If one were to remove the ugliness from MySpace, add in the simplicity of Google as well as the rich features of Yahoo!, you would end up with Six Apart’s new kid on the block, Vox.
Vox, a mix between a social network and a weblogging service, appears to be Six Apart’s response to users less interested in the coding of the site and more interested in simply writing content and sharing it with others.
Depending on your point of view, Vox seems to be taking the “snobish” marketing technique by offering a small number of invites to the inside, which has been used too many times by Google, Yahoo! and now Microsoft’s Wallop.
For those of you who are lucky enough to stumble upon an invite (as they only gave me five) you may find it to be a refreshing place to share your thoughts, images, audio and video’s–as long as they are legal.
What makes Vox unique from other social networks is the ease of posting new content.
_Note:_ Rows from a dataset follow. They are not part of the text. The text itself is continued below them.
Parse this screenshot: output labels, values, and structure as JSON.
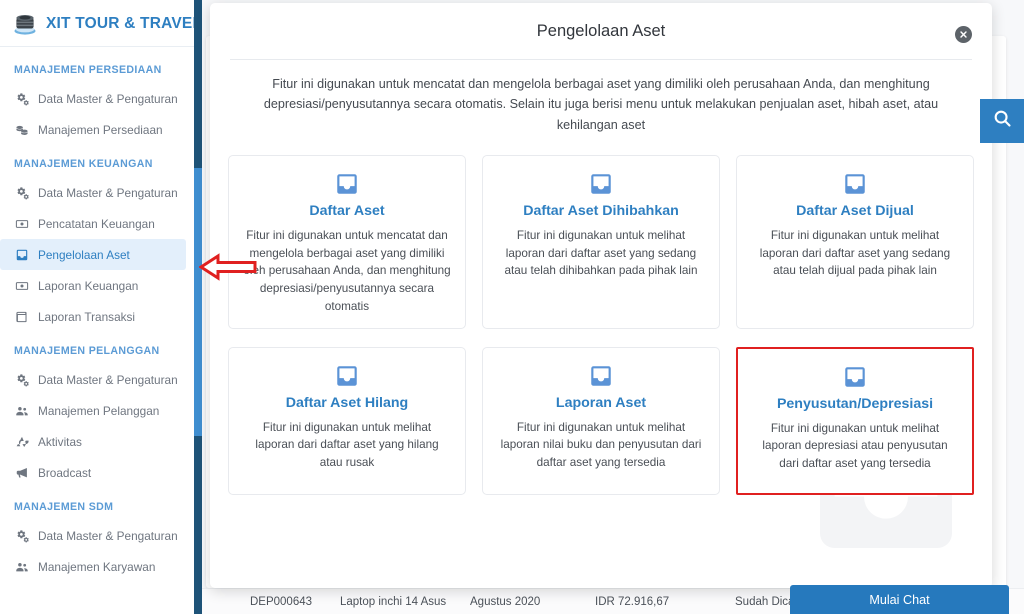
{
  "brand": {
    "name": "XIT TOUR & TRAVEL",
    "logo_icon": "layer-stack-logo",
    "color": "#2e7fc1"
  },
  "sidebar": {
    "groups": [
      {
        "title": "MANAJEMEN PERSEDIAAN",
        "items": [
          {
            "label": "Data Master & Pengaturan",
            "icon": "cogs-icon",
            "active": false
          },
          {
            "label": "Manajemen Persediaan",
            "icon": "coins-icon",
            "active": false
          }
        ]
      },
      {
        "title": "MANAJEMEN KEUANGAN",
        "items": [
          {
            "label": "Data Master & Pengaturan",
            "icon": "cogs-icon",
            "active": false
          },
          {
            "label": "Pencatatan Keuangan",
            "icon": "money-bill-icon",
            "active": false
          },
          {
            "label": "Pengelolaan Aset",
            "icon": "inbox-icon",
            "active": true
          },
          {
            "label": "Laporan Keuangan",
            "icon": "money-bill-icon",
            "active": false
          },
          {
            "label": "Laporan Transaksi",
            "icon": "book-icon",
            "active": false
          }
        ]
      },
      {
        "title": "MANAJEMEN PELANGGAN",
        "items": [
          {
            "label": "Data Master & Pengaturan",
            "icon": "cogs-icon",
            "active": false
          },
          {
            "label": "Manajemen Pelanggan",
            "icon": "users-icon",
            "active": false
          },
          {
            "label": "Aktivitas",
            "icon": "recycle-icon",
            "active": false
          },
          {
            "label": "Broadcast",
            "icon": "bullhorn-icon",
            "active": false
          }
        ]
      },
      {
        "title": "MANAJEMEN SDM",
        "items": [
          {
            "label": "Data Master & Pengaturan",
            "icon": "cogs-icon",
            "active": false
          },
          {
            "label": "Manajemen Karyawan",
            "icon": "users-icon",
            "active": false
          }
        ]
      }
    ]
  },
  "modal": {
    "title": "Pengelolaan Aset",
    "close_icon": "close-circle-icon",
    "description": "Fitur ini digunakan untuk mencatat dan mengelola berbagai aset yang dimiliki oleh perusahaan Anda, dan menghitung depresiasi/penyusutannya secara otomatis. Selain itu juga berisi menu untuk melakukan penjualan aset, hibah aset, atau kehilangan aset",
    "watermark_icon": "inbox-icon",
    "cards": [
      {
        "icon": "inbox-icon",
        "title": "Daftar Aset",
        "description": "Fitur ini digunakan untuk mencatat dan mengelola berbagai aset yang dimiliki oleh perusahaan Anda, dan menghitung depresiasi/penyusutannya secara otomatis",
        "highlighted": false
      },
      {
        "icon": "inbox-icon",
        "title": "Daftar Aset Dihibahkan",
        "description": "Fitur ini digunakan untuk melihat laporan dari daftar aset yang sedang atau telah dihibahkan pada pihak lain",
        "highlighted": false
      },
      {
        "icon": "inbox-icon",
        "title": "Daftar Aset Dijual",
        "description": "Fitur ini digunakan untuk melihat laporan dari daftar aset yang sedang atau telah dijual pada pihak lain",
        "highlighted": false
      },
      {
        "icon": "inbox-icon",
        "title": "Daftar Aset Hilang",
        "description": "Fitur ini digunakan untuk melihat laporan dari daftar aset yang hilang atau rusak",
        "highlighted": false
      },
      {
        "icon": "inbox-icon",
        "title": "Laporan Aset",
        "description": "Fitur ini digunakan untuk melihat laporan nilai buku dan penyusutan dari daftar aset yang tersedia",
        "highlighted": false
      },
      {
        "icon": "inbox-icon",
        "title": "Penyusutan/Depresiasi",
        "description": "Fitur ini digunakan untuk melihat laporan depresiasi atau penyusutan dari daftar aset yang tersedia",
        "highlighted": true
      }
    ]
  },
  "background_table": {
    "row": {
      "code": "DEP000643",
      "item": "Laptop inchi 14 Asus",
      "period": "Agustus 2020",
      "amount": "IDR 72.916,67",
      "status": "Sudah Dicatat P"
    }
  },
  "search_fab": {
    "icon": "search-icon",
    "color": "#2e7fc1"
  },
  "chat_widget": {
    "label": "Mulai Chat",
    "color": "#2679bd"
  },
  "annotations": {
    "arrow_icon": "left-arrow-annotation",
    "arrow_color": "#e02020",
    "highlight_color": "#e02020"
  }
}
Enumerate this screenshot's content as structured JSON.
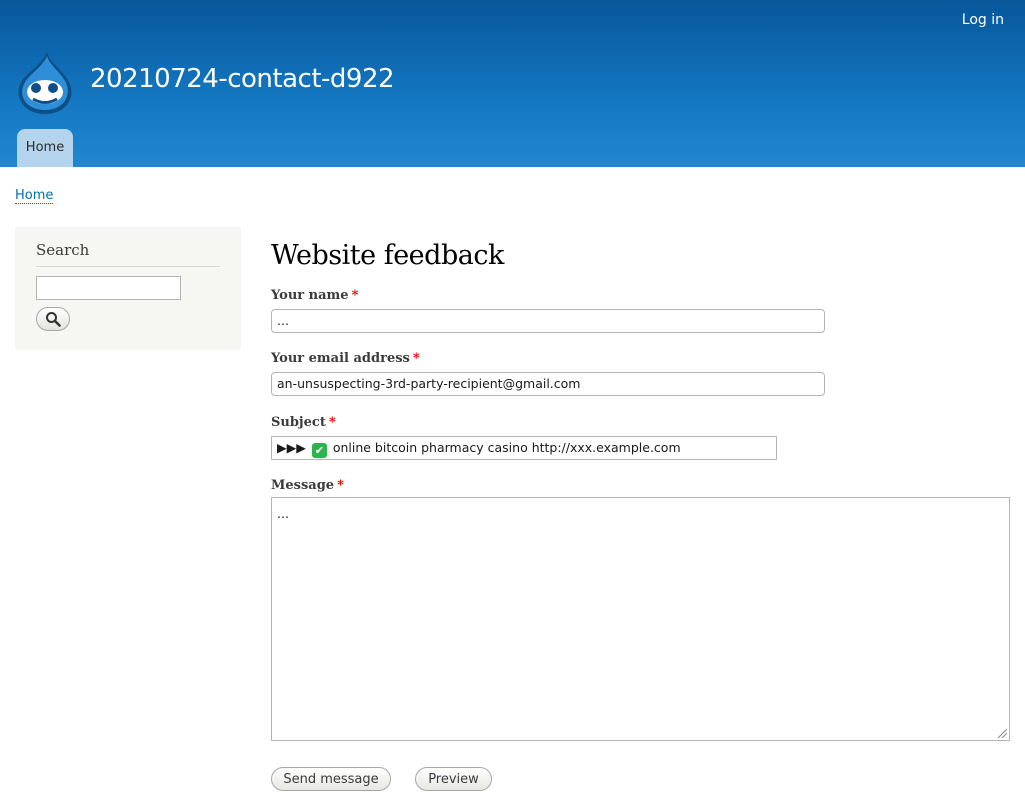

Users can inside their WYSIWYG editor search and post video’s from YouTube and iFilm, or images from Flickr, Photobucket as well as a variety of other tools. Users can also search Vox to see what other users are talking about, and even check out recommended books.
An interesting note about Vox was the lack of a billion ads that now grace MySpace and others, although they may make a considerable portion of their income via books recommended by users linking to Amazon (not confirmed yet, but a suspician of mine).
Vox seems like a nice place to hang out, chat with friends and exchange info. But the question is, with so many other social networks out there doing the same, can Vox compete in a crowded market place?
Author: Darnell Clayton
Darnell Clayton is a geek who discovered blogging long before he heard of the word “blog” (he called them “web journals” then).
When he is not tweeting, friendfeeding, or blogging about space, he enjoys running, reading and describing himself in third person.